Human Gene Therapy  2010;22(4):483-488.
Abstract
Crigler–Najjar syndrome type I is a severe inborn error of bilirubin metabolism caused by a complete deficiency of uridine diphospho-glucuronosyl transferase 1A1 (UGT1A1) and results in life-threatening unconjugated hyperbilirubinemia. Lifelong correction of hyperbilirubinemia by liver-directed gene therapy using a helper-dependent adenoviral (HDAd) vector has been previously reported in the Gunn rat, a model of Crigler–Najjar syndrome, but was only achieved using high doses (≥3 × 1012 viral particles [vp]/kg), which are likely to elicit a severe toxic response in humans. Therefore, in this study, we investigate strategies to achieve correction of hyperbilirubinemia in the Gunn rat using clinically relevant low HDAd doses. We have found that correction of hyperbilirubinemia in the Gunn rat can be achieved with a low dose of 5 × 1011 vp/kg by using an HDAd vector bearing a more potent UGT1A1 expression cassette. Furthermore, by using hydrodynamic injection of the improved HDAd vector, correction of hyperbilirubinemia in the Gunn rat can be achieved using an even lower dose of 5 × 1010 vp/kg. Although hydrodynamic injection as performed in rats is not acceptable in humans, clinically attractive, minimally invasive methods have been successfully developed to mimic hydrodynamic injection of HDAd vector in non-human primates. Therefore, using an improved expression cassette combined with a more efficient method of vector delivery permits correction of hyperbilirubinemia in the Gunn rat using clinically relevant low HDAd doses and may thus pave the way to clinical application of HDAd vectors for Crigler–Najjar syndrome gene therapy.
Crigler-Najjar syndrome is an autosomal recessive inborn error of bilirubin metabolism caused by the lack of hepatic uridine diphosphoglucuronosyltransferase 1A1 (UGT1A1) activity. In this study, Dimmock and colleagues demonstrate that hydrodynamic injection of a helper-dependent adenoviral (HDAd) vector encoding UGT1A1 leads to correction of hyperbilirubinemia in the Gunn at doses as low as 5 × 1010 VP/kg.
doi:10.1089/hum.2010.167
PMCID: PMC3073075  PMID: 20973621
13.  The Role of Molecular Testing and Enzyme Analysis in the Management of Hypomorphic Citrullinemia 
Expanded newborn screening detects patients with modest elevations in citrulline; however it is currently unclear how to treat these patients and how to counsel their parents.
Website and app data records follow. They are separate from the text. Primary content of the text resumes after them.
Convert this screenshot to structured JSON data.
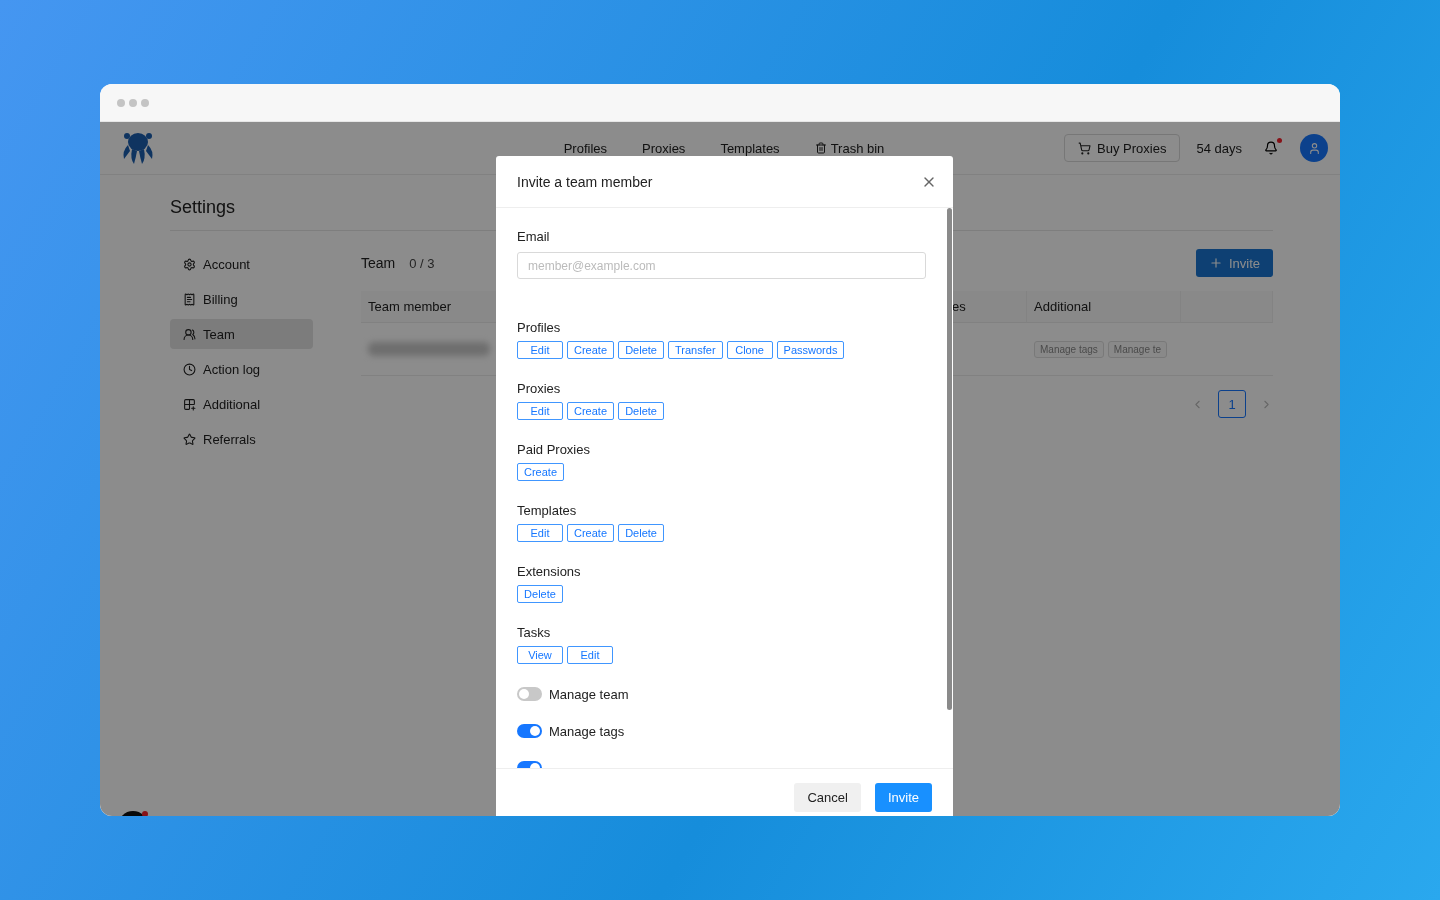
{
  "header": {
    "nav": [
      {
        "label": "Profiles"
      },
      {
        "label": "Proxies"
      },
      {
        "label": "Templates"
      },
      {
        "label": "Trash bin"
      }
    ],
    "buy_button": "Buy Proxies",
    "days": "54 days",
    "unread_notifications": true
  },
  "settings": {
    "title": "Settings",
    "menu": [
      {
        "label": "Account",
        "selected": false
      },
      {
        "label": "Billing",
        "selected": false
      },
      {
        "label": "Team",
        "selected": true
      },
      {
        "label": "Action log",
        "selected": false
      },
      {
        "label": "Additional",
        "selected": false
      },
      {
        "label": "Referrals",
        "selected": false
      }
    ]
  },
  "team": {
    "title": "Team",
    "count": "0 / 3",
    "invite_button": "Invite",
    "columns": [
      "Team member",
      "es",
      "Additional"
    ],
    "row_tags": [
      "Manage tags",
      "Manage te"
    ],
    "pages": [
      {
        "label": "1",
        "selected": true
      }
    ]
  },
  "modal": {
    "title": "Invite a team member",
    "email": {
      "label": "Email",
      "placeholder": "member@example.com"
    },
    "groups": [
      {
        "label": "Profiles",
        "actions": [
          "Edit",
          "Create",
          "Delete",
          "Transfer",
          "Clone",
          "Passwords"
        ]
      },
      {
        "label": "Proxies",
        "actions": [
          "Edit",
          "Create",
          "Delete"
        ]
      },
      {
        "label": "Paid Proxies",
        "actions": [
          "Create"
        ]
      },
      {
        "label": "Templates",
        "actions": [
          "Edit",
          "Create",
          "Delete"
        ]
      },
      {
        "label": "Extensions",
        "actions": [
          "Delete"
        ]
      },
      {
        "label": "Tasks",
        "actions": [
          "View",
          "Edit"
        ]
      }
    ],
    "toggles": [
      {
        "label": "Manage team",
        "on": false
      },
      {
        "label": "Manage tags",
        "on": true
      },
      {
        "on": true
      }
    ],
    "cancel": "Cancel",
    "submit": "Invite"
  }
}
In order to begin to address these issues, we compared the clinical, biochemical and molecular features of 10 patients with mildly elevated citrulline levels. Three patients presented with clinical illness whereas seven came to attention as a result of expanded newborn screening. One patient presented during pregnancy and responded promptly to IV sodium phenylacetate/sodium benzoate and arginine therapy with no long-term adverse effects on mother or fetus. Two children presented with neurocognitive dysfunction, one of these responded dramatically to dietary protein reduction. ASS enzyme activity was not deficient in all patients with biallelic mutations suggesting this test cannot exclude the ASS1 locus in patients with mildly elevated plasma citrulline. Conversely, all symptomatic patients who were tested had deficient activity. We describe four unreported mutations (p.Y291S, p.R272H, p.F72L and p.L88I), as well as the common p.W179R mutation. In Silico algorithms were inconsistent in predicting the pathogenicity of mutations. The cognitive benefit in one patient of protein restriction and the lack of adverse outcome in 7 others restricted from birth, suggest a role for protein restriction and continued monitoring to prevent neurocognitive dysfunction.
doi:10.1002/ajmg.a.32527
PMCID: PMC2597641  PMID: 18925679
ASS1; Liver Failure; Drug Therapy; Pregnancy; DNA Diagnosis; Newborn Screening

Results 1-13 (13)